Thread Number: 33543
Brochure of inglis whirlpool washers and dryers
[Down to Last]

Cool Washer Stuff on Amazon:
scroll >>> for more items
Post# 504637   3/16/2011 at 20:55 (4,643 days old) by pierreandreply4 (St-Bruno de montarville (province of quebec) canada)        

pierreandreply4's profile picture
hello to all aw here is the pdf brochure of the inglis whirlpool washers and dryers with the diffrent specs between top loading washers and front loading washers as well as the cloth caring label.

CLICK HERE TO GO TO pierreandreply4's LINK

Post# 504645 , Reply# 1   3/16/2011 at 21:48 (4,643 days old) by appnut (TX)        

appnut's profile picture

That looks like the equivalent of Whirlpool's entry level front loader without a heater, no thanks!!  Gotta have a heater in these things for it to wash really well, especially with Canada's very cold climate in the winer.

Post# 504700 , Reply# 2   3/17/2011 at 06:03 (4,643 days old) by pierreandreply4 (St-Bruno de montarville (province of quebec) canada)        

pierreandreply4's profile picture
me i have a whirlpool duet fl at the moment with no water heater and will mostly use cold water or warm water i rarely use hot water unless i am wahing bed sheets or if i have shirts with stains that need bleach if they are white. But in a way your right.

Post# 504705 , Reply# 3   3/17/2011 at 06:24 (4,643 days old) by wilkinsservis (Melbourne Australia)        
FL vs TL dryer

wilkinsservis's profile picture
What is the difference between sensor dry versus auto dry?

Post# 504707 , Reply# 4   3/17/2011 at 06:28 (4,643 days old) by pierreandreply4 (St-Bruno de montarville (province of quebec) canada)        

pierreandreply4's profile picture
sensor dry means that the dryer drys the clothes with heat but when the sensor detects that the clothes ares dry it automaticly shuts off the dryer and auto dry i think that the feature is similar but use a diffrent system

Post# 504779 , Reply# 5   3/17/2011 at 13:13 (4,643 days old) by Iheartmaytag (Wichita, Kansas)        

iheartmaytag's profile picture
Sensor dry--actually uses a sensor inside the drum to "feel" the clothes as they tumble, sensing the moisture level and speeding up or slowing down the cycle until the clothes reach a desired dryness level.

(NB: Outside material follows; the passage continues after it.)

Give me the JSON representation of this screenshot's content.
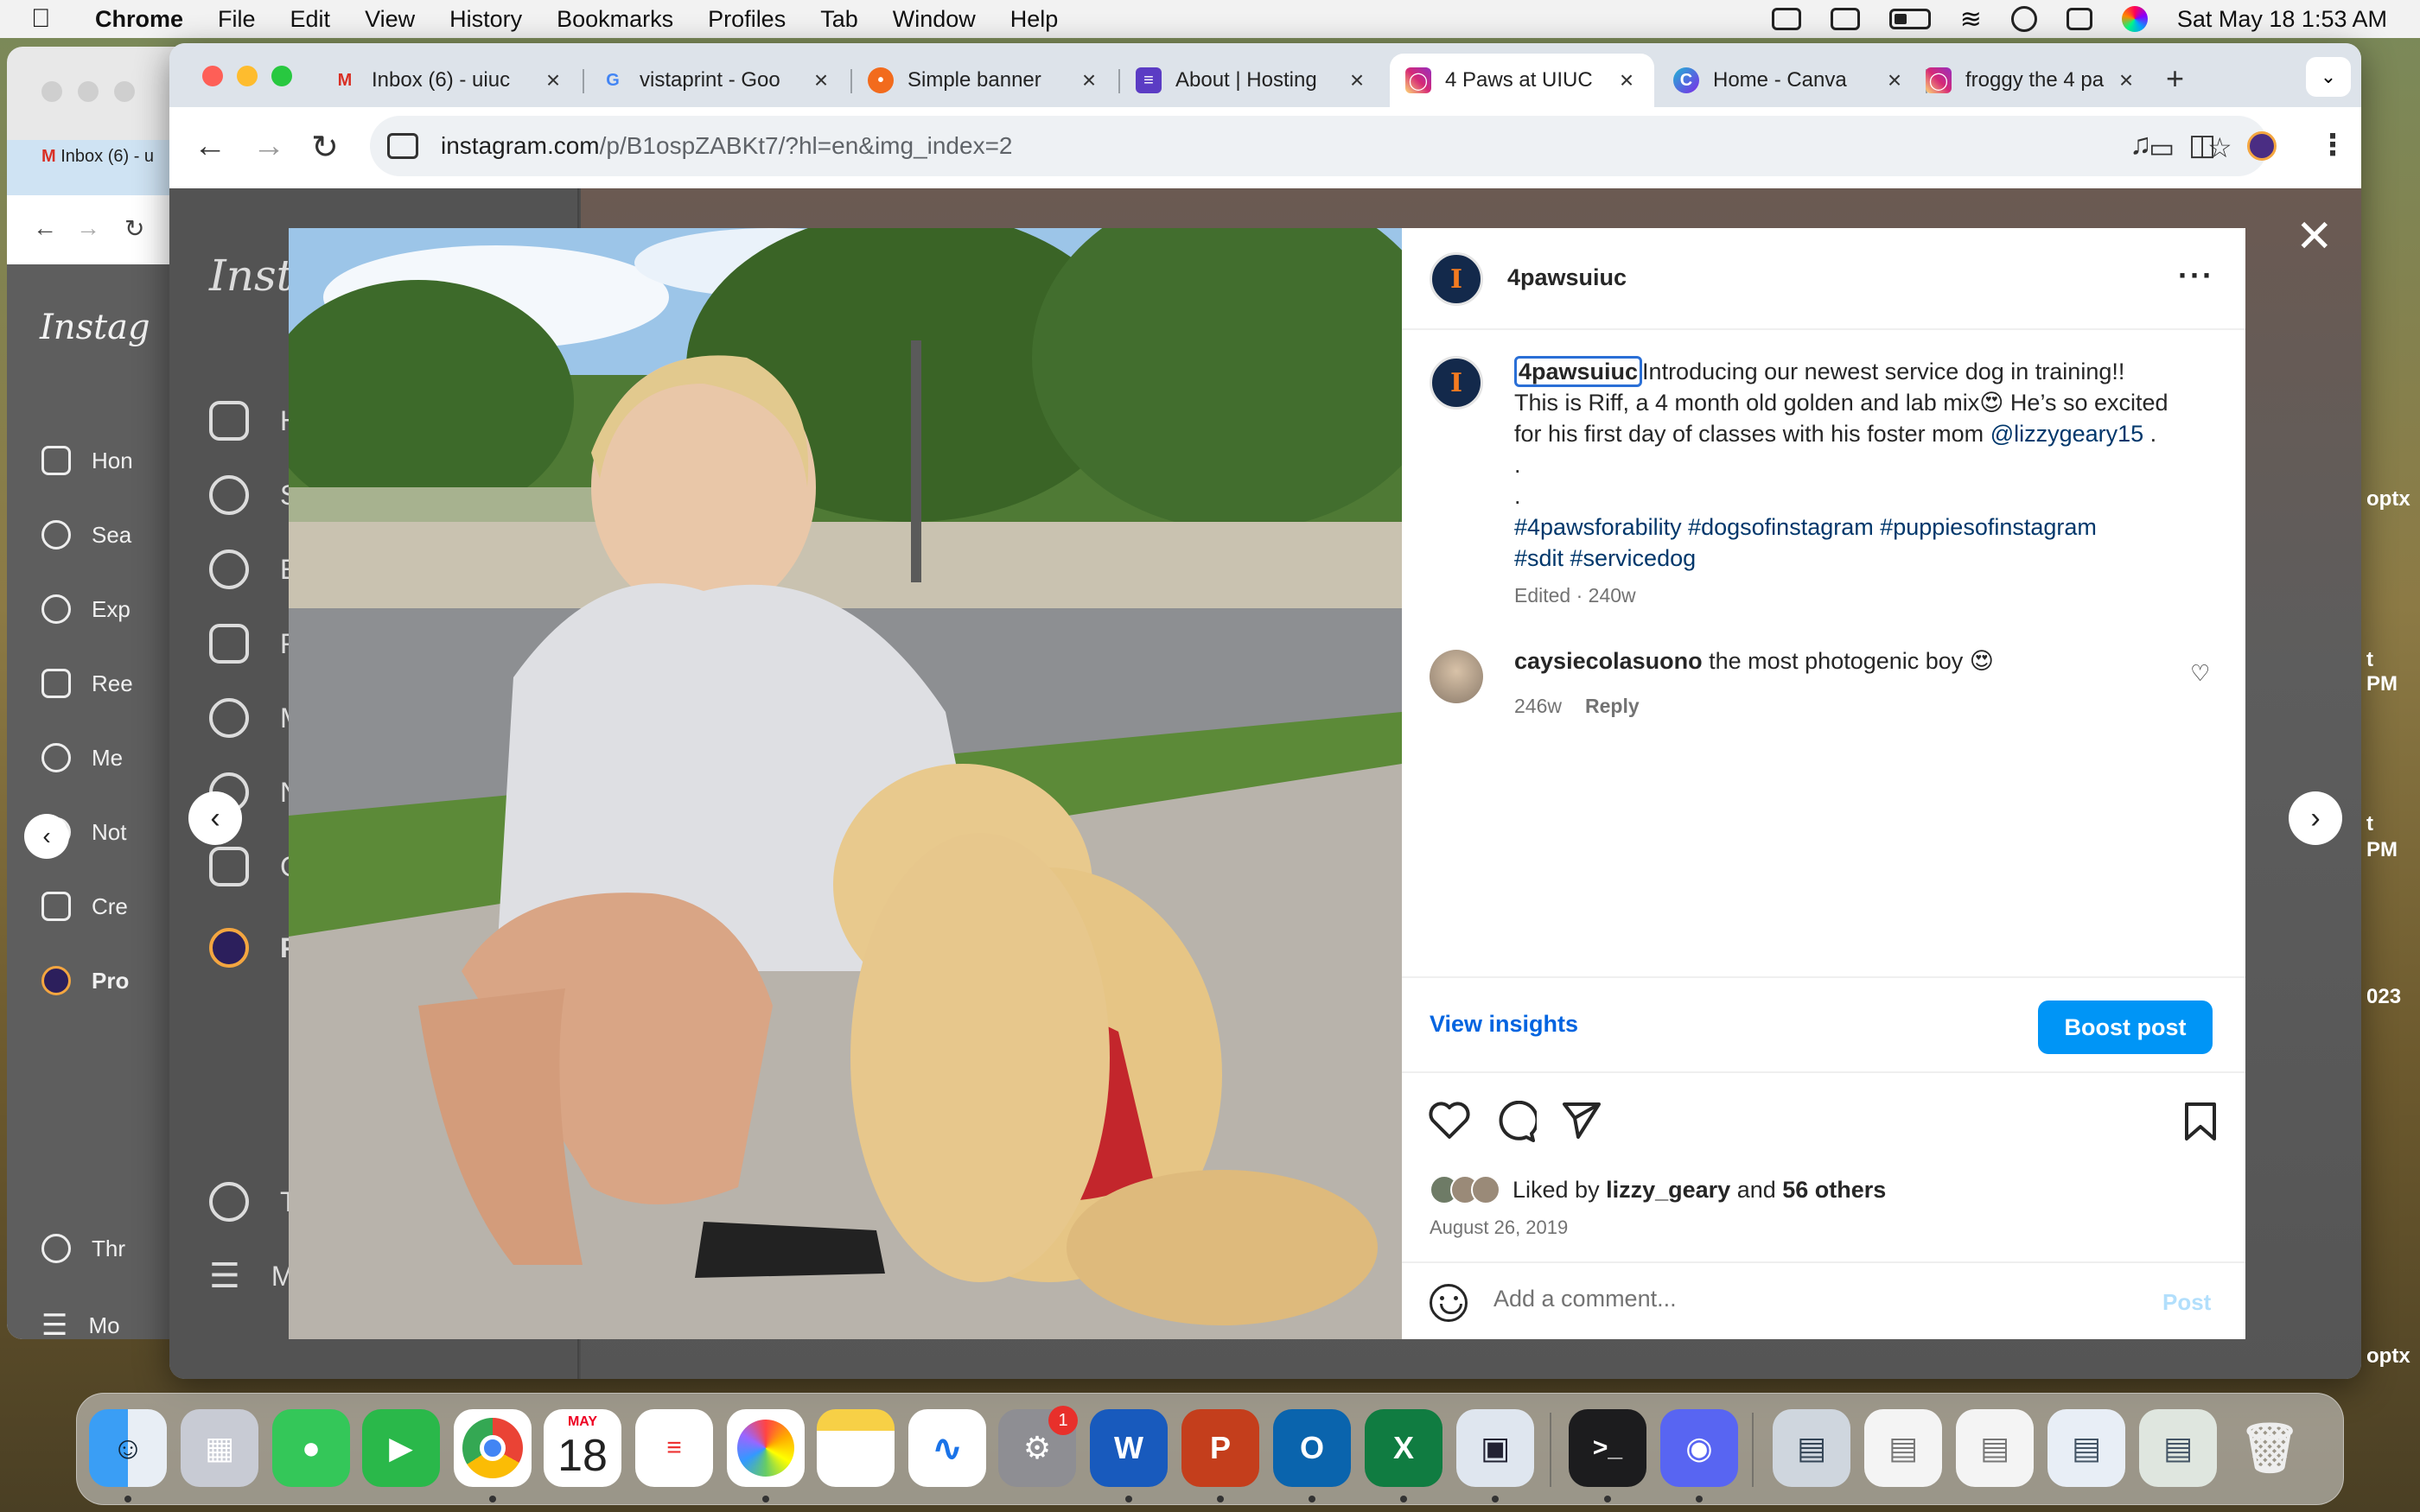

I don't know about newer machines, but on the Maytag Dependable Care/Plus dryer I have As long as the sensor detects a certain level of moisture it doesn't advance the timer and cycles the heater until the moisture level drops. On these machines you can watch the blinking light as to when something damp touches the sensor. As the mositure level drops the sensor detects moisture at lower levels causing the light to flash rather than remain on constant, and it advance the timer and cycles the heater.

For sensor or auto dry cycles, you must use a heat option. It won't work on Air only or fluff cycles.

On Auto dry, there is a sensor in the exhaust duct. Moisture laiden air is cooler, as the exhaust air gets warmer the dryer cycles the timer and the heater.

Per the lastest Consumer Reports magazine I was reading at the doctor's office yesterday, Sensor dry is slightly more accurate and efficient than auto dry, but both are better than just setting a time and over/under drying the items hoping they are dry.

Forum Index:       Other Forums:                      

Comes to the Rescue!

The Discuss-o-Mat has stopped, buzzer is sounding!!!
If you would like to reply to this thread please log-in...

Discuss-O-MAT Log-In

New Members
Click Here To Sign Up.

Discuss-o-Mat Forums
Vintage Brochures, Service and Owners Manuals
Fun Vintage Washer Ephemera
See It Wash!
Video Downloads
Audio Downloads
Picture of the Day
Patent of the Day
Photos of our Collections
The Old Aberdeen Farm
Vintage Service Manuals
Vintage washer/dryer/dishwasher to sell?
Technical/service questions?
Looking for Parts?
Website related questions?
Digital Millennium Copyright Act Policy
Our Privacy Policy